:: Brief ::
Leave every picture out and write out the records below exactly.

:: Information supplied ::
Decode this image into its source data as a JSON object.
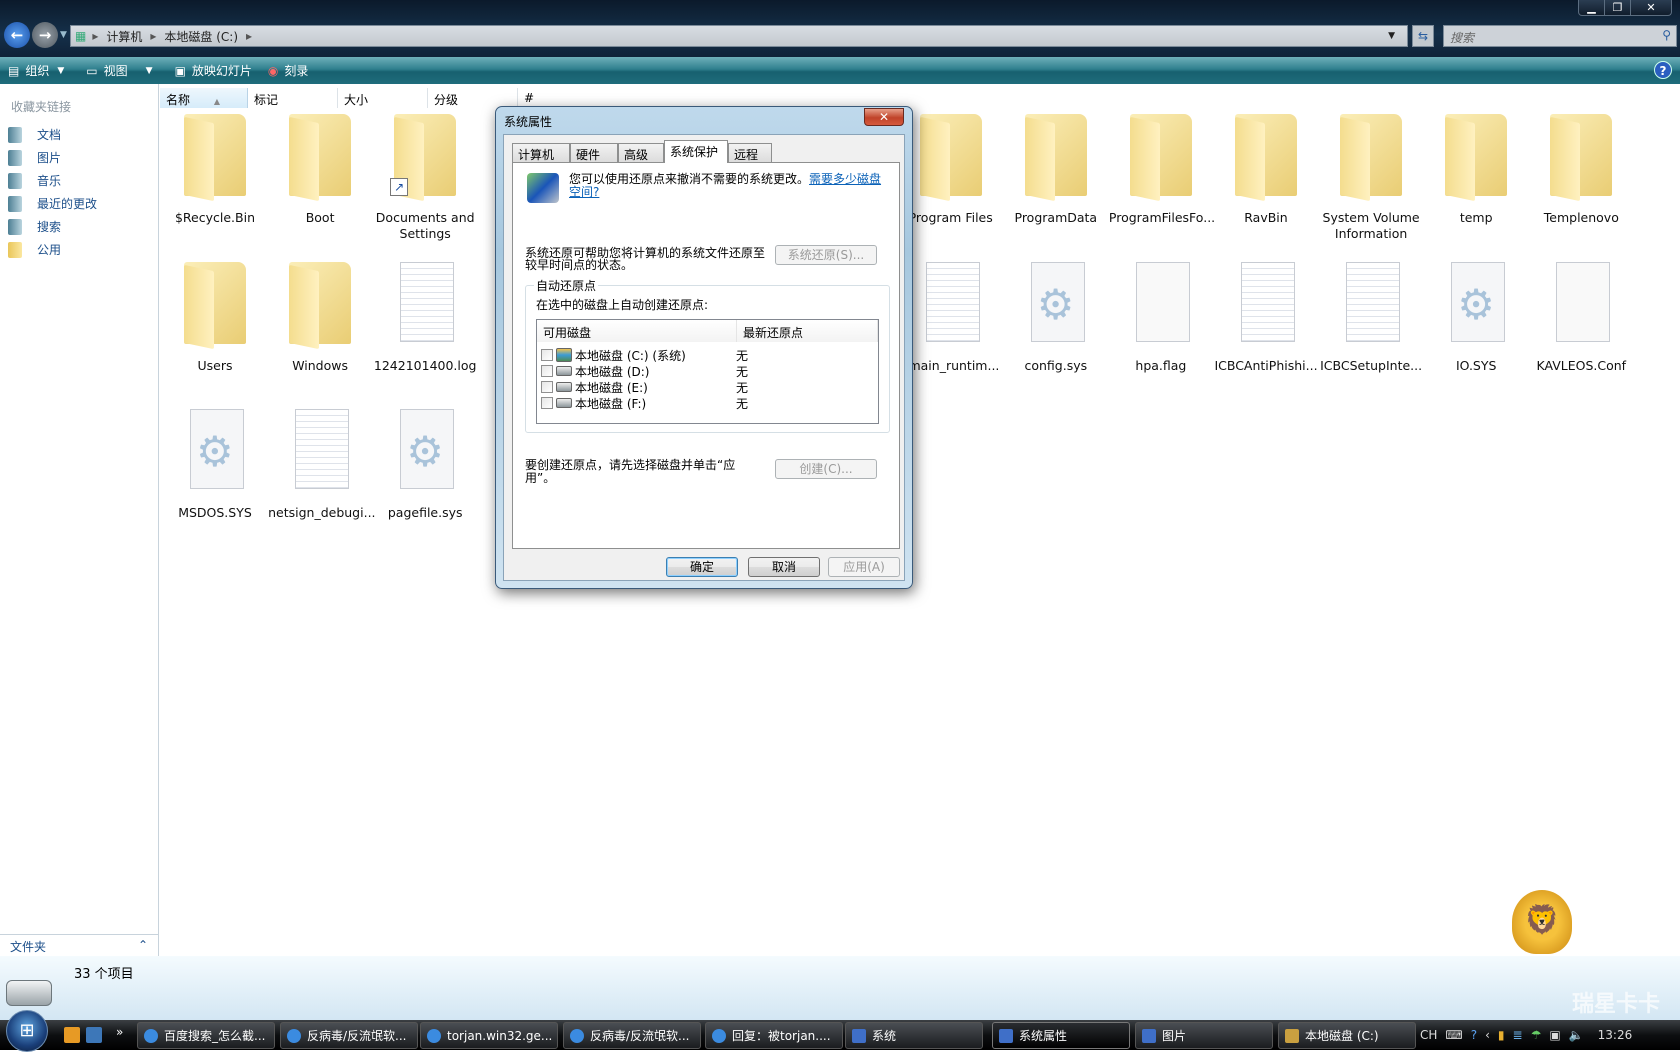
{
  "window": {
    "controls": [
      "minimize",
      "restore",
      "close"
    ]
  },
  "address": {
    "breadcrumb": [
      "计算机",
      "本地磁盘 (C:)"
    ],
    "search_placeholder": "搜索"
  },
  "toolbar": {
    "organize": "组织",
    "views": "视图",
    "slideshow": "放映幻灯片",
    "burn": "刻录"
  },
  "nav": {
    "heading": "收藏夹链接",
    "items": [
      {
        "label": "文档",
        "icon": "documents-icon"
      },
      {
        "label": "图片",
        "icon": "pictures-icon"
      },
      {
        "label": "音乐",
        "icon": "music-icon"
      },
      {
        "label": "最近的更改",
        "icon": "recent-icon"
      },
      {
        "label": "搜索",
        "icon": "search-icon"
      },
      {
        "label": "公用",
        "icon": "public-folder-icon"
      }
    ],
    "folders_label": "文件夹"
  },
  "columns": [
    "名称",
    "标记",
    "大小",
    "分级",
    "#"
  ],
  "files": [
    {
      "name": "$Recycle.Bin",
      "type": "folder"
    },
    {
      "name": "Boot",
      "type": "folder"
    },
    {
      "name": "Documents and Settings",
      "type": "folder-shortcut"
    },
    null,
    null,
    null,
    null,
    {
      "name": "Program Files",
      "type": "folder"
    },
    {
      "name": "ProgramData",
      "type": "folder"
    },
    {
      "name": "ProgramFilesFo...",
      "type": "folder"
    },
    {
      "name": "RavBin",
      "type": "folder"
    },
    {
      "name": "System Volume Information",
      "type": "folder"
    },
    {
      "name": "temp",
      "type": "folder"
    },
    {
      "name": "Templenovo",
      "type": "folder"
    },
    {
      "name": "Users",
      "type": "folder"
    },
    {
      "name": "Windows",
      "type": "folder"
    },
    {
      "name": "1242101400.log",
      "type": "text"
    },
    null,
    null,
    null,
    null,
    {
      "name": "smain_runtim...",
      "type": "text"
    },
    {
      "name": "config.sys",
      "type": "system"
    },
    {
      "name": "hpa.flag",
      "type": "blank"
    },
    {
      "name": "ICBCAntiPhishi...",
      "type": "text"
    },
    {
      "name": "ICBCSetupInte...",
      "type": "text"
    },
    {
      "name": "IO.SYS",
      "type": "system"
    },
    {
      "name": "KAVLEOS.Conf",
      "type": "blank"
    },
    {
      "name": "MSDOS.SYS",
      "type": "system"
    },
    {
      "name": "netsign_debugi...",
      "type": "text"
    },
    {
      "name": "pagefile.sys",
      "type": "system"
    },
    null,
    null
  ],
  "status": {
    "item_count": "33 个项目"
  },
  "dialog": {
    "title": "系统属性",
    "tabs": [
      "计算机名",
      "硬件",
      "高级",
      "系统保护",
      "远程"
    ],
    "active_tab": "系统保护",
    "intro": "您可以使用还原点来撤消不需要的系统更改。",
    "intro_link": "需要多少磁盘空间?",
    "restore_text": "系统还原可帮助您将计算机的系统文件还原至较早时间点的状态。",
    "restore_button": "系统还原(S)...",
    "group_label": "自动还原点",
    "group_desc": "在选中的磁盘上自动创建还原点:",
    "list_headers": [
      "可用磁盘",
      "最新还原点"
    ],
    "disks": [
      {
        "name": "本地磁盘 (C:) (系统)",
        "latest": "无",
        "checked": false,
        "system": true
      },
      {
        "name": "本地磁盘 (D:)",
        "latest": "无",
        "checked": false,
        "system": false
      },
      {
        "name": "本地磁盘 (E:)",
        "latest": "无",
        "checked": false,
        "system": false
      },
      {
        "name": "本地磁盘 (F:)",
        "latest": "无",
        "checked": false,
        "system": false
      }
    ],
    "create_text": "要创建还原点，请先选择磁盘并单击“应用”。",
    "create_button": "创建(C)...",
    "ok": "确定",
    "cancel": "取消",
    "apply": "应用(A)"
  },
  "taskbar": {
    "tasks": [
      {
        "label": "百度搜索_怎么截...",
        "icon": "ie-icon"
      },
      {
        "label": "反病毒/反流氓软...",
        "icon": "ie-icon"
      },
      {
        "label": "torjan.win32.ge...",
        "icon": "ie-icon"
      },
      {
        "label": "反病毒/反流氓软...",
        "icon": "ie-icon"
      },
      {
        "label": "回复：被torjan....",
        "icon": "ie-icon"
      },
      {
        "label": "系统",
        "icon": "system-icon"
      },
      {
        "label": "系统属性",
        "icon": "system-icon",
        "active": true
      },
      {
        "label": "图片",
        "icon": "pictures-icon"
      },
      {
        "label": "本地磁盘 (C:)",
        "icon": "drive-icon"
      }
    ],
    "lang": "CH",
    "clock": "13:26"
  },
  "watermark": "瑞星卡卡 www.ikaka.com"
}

:: Output for this task ::
Decode this image into its source data as a JSON object.
{
  "window": {
    "controls": [
      "minimize",
      "restore",
      "close"
    ]
  },
  "address": {
    "breadcrumb": [
      "计算机",
      "本地磁盘 (C:)"
    ],
    "search_placeholder": "搜索"
  },
  "toolbar": {
    "organize": "组织",
    "views": "视图",
    "slideshow": "放映幻灯片",
    "burn": "刻录"
  },
  "nav": {
    "heading": "收藏夹链接",
    "items": [
      {
        "label": "文档",
        "icon": "documents-icon"
      },
      {
        "label": "图片",
        "icon": "pictures-icon"
      },
      {
        "label": "音乐",
        "icon": "music-icon"
      },
      {
        "label": "最近的更改",
        "icon": "recent-icon"
      },
      {
        "label": "搜索",
        "icon": "search-icon"
      },
      {
        "label": "公用",
        "icon": "public-folder-icon"
      }
    ],
    "folders_label": "文件夹"
  },
  "columns": [
    "名称",
    "标记",
    "大小",
    "分级",
    "#"
  ],
  "files": [
    {
      "name": "$Recycle.Bin",
      "type": "folder"
    },
    {
      "name": "Boot",
      "type": "folder"
    },
    {
      "name": "Documents and Settings",
      "type": "folder-shortcut"
    },
    null,
    null,
    null,
    null,
    {
      "name": "Program Files",
      "type": "folder"
    },
    {
      "name": "ProgramData",
      "type": "folder"
    },
    {
      "name": "ProgramFilesFo...",
      "type": "folder"
    },
    {
      "name": "RavBin",
      "type": "folder"
    },
    {
      "name": "System Volume Information",
      "type": "folder"
    },
    {
      "name": "temp",
      "type": "folder"
    },
    {
      "name": "Templenovo",
      "type": "folder"
    },
    {
      "name": "Users",
      "type": "folder"
    },
    {
      "name": "Windows",
      "type": "folder"
    },
    {
      "name": "1242101400.log",
      "type": "text"
    },
    null,
    null,
    null,
    null,
    {
      "name": "smain_runtim...",
      "type": "text"
    },
    {
      "name": "config.sys",
      "type": "system"
    },
    {
      "name": "hpa.flag",
      "type": "blank"
    },
    {
      "name": "ICBCAntiPhishi...",
      "type": "text"
    },
    {
      "name": "ICBCSetupInte...",
      "type": "text"
    },
    {
      "name": "IO.SYS",
      "type": "system"
    },
    {
      "name": "KAVLEOS.Conf",
      "type": "blank"
    },
    {
      "name": "MSDOS.SYS",
      "type": "system"
    },
    {
      "name": "netsign_debugi...",
      "type": "text"
    },
    {
      "name": "pagefile.sys",
      "type": "system"
    },
    null,
    null
  ],
  "status": {
    "item_count": "33 个项目"
  },
  "dialog": {
    "title": "系统属性",
    "tabs": [
      "计算机名",
      "硬件",
      "高级",
      "系统保护",
      "远程"
    ],
    "active_tab": "系统保护",
    "intro": "您可以使用还原点来撤消不需要的系统更改。",
    "intro_link": "需要多少磁盘空间?",
    "restore_text": "系统还原可帮助您将计算机的系统文件还原至较早时间点的状态。",
    "restore_button": "系统还原(S)...",
    "group_label": "自动还原点",
    "group_desc": "在选中的磁盘上自动创建还原点:",
    "list_headers": [
      "可用磁盘",
      "最新还原点"
    ],
    "disks": [
      {
        "name": "本地磁盘 (C:) (系统)",
        "latest": "无",
        "checked": false,
        "system": true
      },
      {
        "name": "本地磁盘 (D:)",
        "latest": "无",
        "checked": false,
        "system": false
      },
      {
        "name": "本地磁盘 (E:)",
        "latest": "无",
        "checked": false,
        "system": false
      },
      {
        "name": "本地磁盘 (F:)",
        "latest": "无",
        "checked": false,
        "system": false
      }
    ],
    "create_text": "要创建还原点，请先选择磁盘并单击“应用”。",
    "create_button": "创建(C)...",
    "ok": "确定",
    "cancel": "取消",
    "apply": "应用(A)"
  },
  "taskbar": {
    "tasks": [
      {
        "label": "百度搜索_怎么截...",
        "icon": "ie-icon"
      },
      {
        "label": "反病毒/反流氓软...",
        "icon": "ie-icon"
      },
      {
        "label": "torjan.win32.ge...",
        "icon": "ie-icon"
      },
      {
        "label": "反病毒/反流氓软...",
        "icon": "ie-icon"
      },
      {
        "label": "回复：被torjan....",
        "icon": "ie-icon"
      },
      {
        "label": "系统",
        "icon": "system-icon"
      },
      {
        "label": "系统属性",
        "icon": "system-icon",
        "active": true
      },
      {
        "label": "图片",
        "icon": "pictures-icon"
      },
      {
        "label": "本地磁盘 (C:)",
        "icon": "drive-icon"
      }
    ],
    "lang": "CH",
    "clock": "13:26"
  },
  "watermark": "瑞星卡卡 www.ikaka.com"
}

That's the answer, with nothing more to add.